So, I’ve been at war with a project better known as my master thesis. My project, on James Baldwin, focuses on the exile trope and the way he expresses this through his characters. A major focal point is that Baldwin felt the need to leave America in order to produce his work and to survive. According to Baldwin, had he stayed in America with her racial tensions rising, he would’ve killed or been killed. In the midst of working on my project, I became overwhelmed and considered taking a break from it all. I decided to read something else to kind of scale things back a bit.
I purchased Who’s Afraid of Post-Blackness?: What It Means to Be Black Now at the 2011 Brooklyn Book Festival where Toure was scheduled to sit on a panel. I’m all about discussions regarding race-relations and couldn’t wait to dig in to this text to find out what was this “post-blackness” term he referred to.

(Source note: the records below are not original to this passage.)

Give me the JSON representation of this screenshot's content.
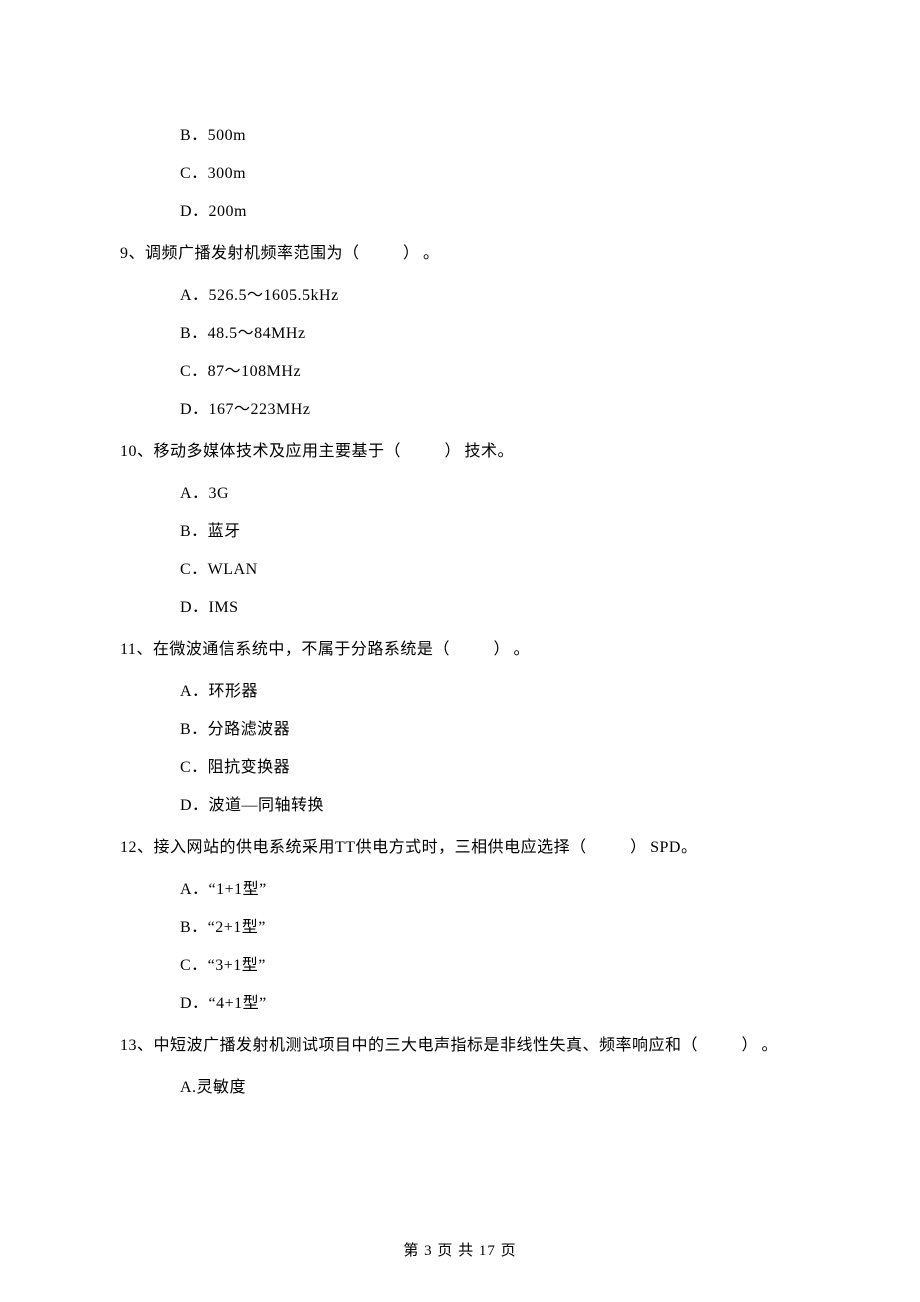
{
  "blank_text": "（　　）",
  "top_options": [
    "B．500m",
    "C．300m",
    "D．200m"
  ],
  "questions": [
    {
      "num": "9、",
      "stem_pre": "调频广播发射机频率范围为",
      "stem_post": "。",
      "options": [
        "A．526.5～1605.5kHz",
        "B．48.5～84MHz",
        "C．87～108MHz",
        "D．167～223MHz"
      ]
    },
    {
      "num": "10、",
      "stem_pre": "移动多媒体技术及应用主要基于",
      "stem_post": "技术。",
      "options": [
        "A．3G",
        "B．蓝牙",
        "C．WLAN",
        "D．IMS"
      ]
    },
    {
      "num": "11、",
      "stem_pre": "在微波通信系统中，不属于分路系统是",
      "stem_post": "。",
      "options": [
        "A．环形器",
        "B．分路滤波器",
        "C．阻抗变换器",
        "D．波道—同轴转换"
      ]
    },
    {
      "num": "12、",
      "stem_pre": "接入网站的供电系统采用TT供电方式时，三相供电应选择",
      "stem_post": "SPD。",
      "options": [
        "A．“1+1型”",
        "B．“2+1型”",
        "C．“3+1型”",
        "D．“4+1型”"
      ]
    },
    {
      "num": "13、",
      "stem_pre": "中短波广播发射机测试项目中的三大电声指标是非线性失真、频率响应和",
      "stem_post": "。",
      "options": [
        "A.灵敏度"
      ]
    }
  ],
  "footer": "第 3 页 共 17 页"
}
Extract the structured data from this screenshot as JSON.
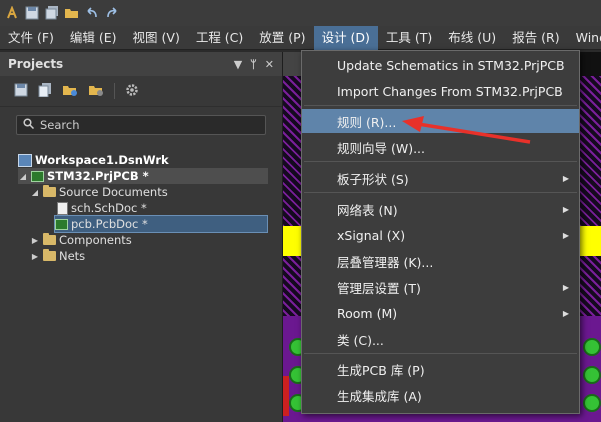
{
  "menubar": {
    "items": [
      "文件 (F)",
      "编辑 (E)",
      "视图 (V)",
      "工程 (C)",
      "放置 (P)",
      "设计 (D)",
      "工具 (T)",
      "布线 (U)",
      "报告 (R)",
      "Window"
    ],
    "active_index": 5
  },
  "toolbar": {
    "icons": [
      "app-icon",
      "save-icon",
      "save-all-icon",
      "open-icon",
      "undo-icon",
      "redo-icon"
    ]
  },
  "panel": {
    "title": "Projects",
    "controls": [
      "▼",
      "ᛘ",
      "✕"
    ],
    "search_placeholder": "Search",
    "tree": {
      "workspace": "Workspace1.DsnWrk",
      "project": "STM32.PrjPCB *",
      "source_documents": "Source Documents",
      "sch_doc": "sch.SchDoc *",
      "pcb_doc": "pcb.PcbDoc *",
      "components": "Components",
      "nets": "Nets"
    }
  },
  "dropdown": {
    "items": [
      {
        "label": "Update Schematics in STM32.PrjPCB",
        "submenu": false
      },
      {
        "label": "Import Changes From STM32.PrjPCB",
        "submenu": false
      },
      {
        "label": "规则 (R)...",
        "submenu": false,
        "highlighted": true
      },
      {
        "label": "规则向导 (W)...",
        "submenu": false
      },
      {
        "label": "板子形状 (S)",
        "submenu": true
      },
      {
        "label": "网络表 (N)",
        "submenu": true
      },
      {
        "label": "xSignal (X)",
        "submenu": true
      },
      {
        "label": "层叠管理器 (K)...",
        "submenu": false
      },
      {
        "label": "管理层设置 (T)",
        "submenu": true
      },
      {
        "label": "Room (M)",
        "submenu": true
      },
      {
        "label": "类 (C)...",
        "submenu": false
      },
      {
        "label": "生成PCB 库 (P)",
        "submenu": false
      },
      {
        "label": "生成集成库 (A)",
        "submenu": false
      }
    ],
    "submenu_arrow": "▶"
  },
  "colors": {
    "menu_active": "#4a6f96",
    "item_highlight": "#5f84aa",
    "annotation_arrow": "#e8312a",
    "pcb_yellow": "#ffff00",
    "pcb_purple": "#8e1fb5",
    "pad_green": "#35c235"
  }
}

I thought the text provided a platform for many of us to address ideologies, traits and stereotypes that we’re probably conscious of all the time but don’t display in front of white people. But what’s more, Who’s Afraid… allowed me to be relaxed in knowing I’m not the only one who is self-conscious of eating chicken or watermelon in front of white people, which is proof that the white gaze still remains a factor and further confirms the effects of racism have been deeply embedded in our psyche.
This text was an insightful read and I attracted all types of gazes as I read it on the train. I enjoy Toure’s honesty when he acknowledges his experience as a burgeoning journalist and how he was questioned when it came to performing his craft. The fact that Toure had been accused of not being Black or Black enough was the motivation of this book. He was forced to examine why someone would feel that way about him and what allowed someone to think that there was a checklist to being Black? Black is however you do Black and that Blackness is limitless.
There is an entire section on Dave Chappelle which I enjoyed and thought was brilliant. Chappelle’s satire of racism poked fun at the white gaze and how that gaze interprets Black people. I have to say the part that intrigued me the most is The Most Racist Thing That Ever Happened…. section with Henry Louis Gates and how racism literally crippled him:
In 1964, in West Virginia a fourteen-year-old Henry Louis Gates Jr. broke his hip and went to a doctor who x-rayed his knew, which was also in pain. The doctor saw nothing wrong with his knee and deemed his pain psychosomatic. “He said that I had a nervous breakdown because I was an overachiever,” Gates said. “He said colored people weren’t supposed to do as well as I had done. I had been stressed out and there was nothing wrong with my knee. White guy thought I was imagining things. And that’s why I walk with a cane and I’ve had a dozen operations since I was fourteen.” Gates remains bitter about the whole thing. “I hope that motherfucker’s burning in hell.”
I have to admit that there are times I find myself feeling weird around white people and I’ve been in situations where I felt I needed to validate myself or my knowledge of certain topics because of the white gaze. I’ve had white friends say things that I thought were inappropriate and I would quickly respond sarcastically to let them know what they said was dumb. There are still some ideas and ways of thinking that I’m working on and will probably continue to work through for the rest of my life. I’m sure there were jobs or opportunities I didn’t get because I am Black and there are Black people who do embarrass me. I mean, I have my reservations about Section 8 tenants like the Black tenants who destroyed my house….(very bitter about that, lol.) This, again, are ideologies I am forced to confront and work through everyday and I was relieved to know that I’m not the only one who feels the way that I feel. I’m also comforted that listening to bands like America, Bread, Nirvana and Nickelback doesn’t make me less Black either.
What does being Black mean to you?
Kudos to Toure for this book. Enjoy